The mayor of the village of Norwood testified that the village would lose some of its business to the town of Young America, Minnesota, if the old highway were closed. Furthermore, a great deal of residential *709 expansion in Norwood is contemplated.
With regard to a potential safety hazard which may be attributable to the crossing, there was no testimony whatsoever concerning accident figures, height or grade level of the road, or other conditions affecting safety. The railway company operates only one train per day over this track.
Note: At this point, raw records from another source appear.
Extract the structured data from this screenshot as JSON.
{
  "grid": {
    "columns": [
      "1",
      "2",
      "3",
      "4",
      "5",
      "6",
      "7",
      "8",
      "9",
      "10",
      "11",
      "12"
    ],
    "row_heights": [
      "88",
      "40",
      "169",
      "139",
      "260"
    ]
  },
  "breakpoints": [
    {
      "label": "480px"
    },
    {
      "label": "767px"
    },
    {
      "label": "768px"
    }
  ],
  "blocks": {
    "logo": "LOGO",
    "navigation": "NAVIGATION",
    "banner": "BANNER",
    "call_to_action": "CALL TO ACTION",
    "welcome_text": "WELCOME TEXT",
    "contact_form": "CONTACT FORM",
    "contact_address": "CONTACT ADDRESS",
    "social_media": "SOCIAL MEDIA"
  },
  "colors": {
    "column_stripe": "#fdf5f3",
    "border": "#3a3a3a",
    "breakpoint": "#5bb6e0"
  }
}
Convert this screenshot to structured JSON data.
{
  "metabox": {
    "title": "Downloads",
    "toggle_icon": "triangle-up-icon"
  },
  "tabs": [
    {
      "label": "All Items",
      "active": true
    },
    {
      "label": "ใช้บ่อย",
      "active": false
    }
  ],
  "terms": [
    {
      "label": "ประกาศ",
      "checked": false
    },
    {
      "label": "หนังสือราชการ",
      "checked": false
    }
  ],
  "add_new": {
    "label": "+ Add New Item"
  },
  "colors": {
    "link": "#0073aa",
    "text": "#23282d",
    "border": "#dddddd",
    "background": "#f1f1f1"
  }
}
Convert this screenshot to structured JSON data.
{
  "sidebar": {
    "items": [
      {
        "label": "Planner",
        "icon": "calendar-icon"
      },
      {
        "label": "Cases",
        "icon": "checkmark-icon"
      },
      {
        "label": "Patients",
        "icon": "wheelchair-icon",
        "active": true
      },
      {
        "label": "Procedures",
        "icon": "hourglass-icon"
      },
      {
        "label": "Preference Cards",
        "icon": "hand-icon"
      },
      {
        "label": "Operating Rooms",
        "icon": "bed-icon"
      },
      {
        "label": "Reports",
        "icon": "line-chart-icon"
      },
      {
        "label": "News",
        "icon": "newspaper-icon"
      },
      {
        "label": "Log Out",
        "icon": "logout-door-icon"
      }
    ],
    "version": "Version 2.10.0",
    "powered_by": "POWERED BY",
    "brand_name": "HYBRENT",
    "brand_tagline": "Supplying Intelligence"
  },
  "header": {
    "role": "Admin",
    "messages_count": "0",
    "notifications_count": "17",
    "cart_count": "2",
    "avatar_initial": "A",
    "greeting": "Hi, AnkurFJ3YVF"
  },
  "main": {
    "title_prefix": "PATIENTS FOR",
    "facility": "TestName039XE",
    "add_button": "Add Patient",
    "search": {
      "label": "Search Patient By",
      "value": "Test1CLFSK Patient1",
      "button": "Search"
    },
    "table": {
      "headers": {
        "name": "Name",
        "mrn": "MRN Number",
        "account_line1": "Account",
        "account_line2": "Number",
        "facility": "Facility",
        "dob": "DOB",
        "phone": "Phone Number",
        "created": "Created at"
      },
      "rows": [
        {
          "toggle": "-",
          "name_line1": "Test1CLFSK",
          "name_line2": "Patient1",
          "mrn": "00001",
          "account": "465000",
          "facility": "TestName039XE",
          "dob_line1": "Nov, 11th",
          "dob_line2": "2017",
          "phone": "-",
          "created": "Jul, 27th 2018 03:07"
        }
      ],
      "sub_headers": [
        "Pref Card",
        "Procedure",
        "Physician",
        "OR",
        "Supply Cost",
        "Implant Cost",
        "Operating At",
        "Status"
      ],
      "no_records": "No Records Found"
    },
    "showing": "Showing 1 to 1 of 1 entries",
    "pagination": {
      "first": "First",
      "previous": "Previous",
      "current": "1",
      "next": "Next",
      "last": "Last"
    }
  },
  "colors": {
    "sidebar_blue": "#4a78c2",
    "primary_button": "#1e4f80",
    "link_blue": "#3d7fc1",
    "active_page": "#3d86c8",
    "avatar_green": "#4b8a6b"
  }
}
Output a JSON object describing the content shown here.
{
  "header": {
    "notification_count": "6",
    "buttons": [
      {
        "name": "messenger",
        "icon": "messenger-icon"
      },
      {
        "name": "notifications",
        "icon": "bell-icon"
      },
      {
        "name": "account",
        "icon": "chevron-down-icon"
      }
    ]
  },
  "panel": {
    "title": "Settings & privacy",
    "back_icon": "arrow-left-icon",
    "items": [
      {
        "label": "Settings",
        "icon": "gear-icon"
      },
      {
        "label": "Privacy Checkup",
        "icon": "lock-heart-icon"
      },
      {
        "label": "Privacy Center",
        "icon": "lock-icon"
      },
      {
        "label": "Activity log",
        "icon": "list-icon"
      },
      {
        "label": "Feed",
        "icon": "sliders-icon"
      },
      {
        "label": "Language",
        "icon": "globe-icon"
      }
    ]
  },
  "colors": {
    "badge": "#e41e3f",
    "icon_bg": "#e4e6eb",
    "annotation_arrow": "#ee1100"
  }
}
In light of the above evidence, we conclude that the record sustains the district court's conclusions that the order of the Public Service Commission for vacation and removal of the grade crossing at Old Highway No. 212 is unlawful and unreasonable and that the order is not supported by the findings. Our conclusion is supported by our holding in N. P. Ry. Co. v. Village of Rush City, supra. In that case we affirmed a district court judgment setting aside and vacating an order of the Railroad and Warehouse Commission closing a railroad grade crossing. The commission's findings in that case, as in the instant case, did not include a specific finding that the closing of the crossing was necessary although, unlike the present case, the commission there found that in the interest of public safety the crossing should be closed. There the lower court's memorandum stated (230 Minn. 152, 40 N.W. 2d 890):"The evidence sustains the findings of fact stressed by respondent [village] but our view is that the findings did not warrant the making of the order made by the Commission. The findings do not justify the order and for that reason it is unlawful and unreasonable."
That analysis is applicable to the commission's order in the instant case.
Since the district court properly considered only the judicial questions of whether the order was reasonably supported by the evidence and whether it was lawful and reasonable, and since its conclusions that there was no necessity for the vacation and removal of the crossing and that the order of the commission was unlawful and unreasonable are sustained by the record herein, its determination is affirmed.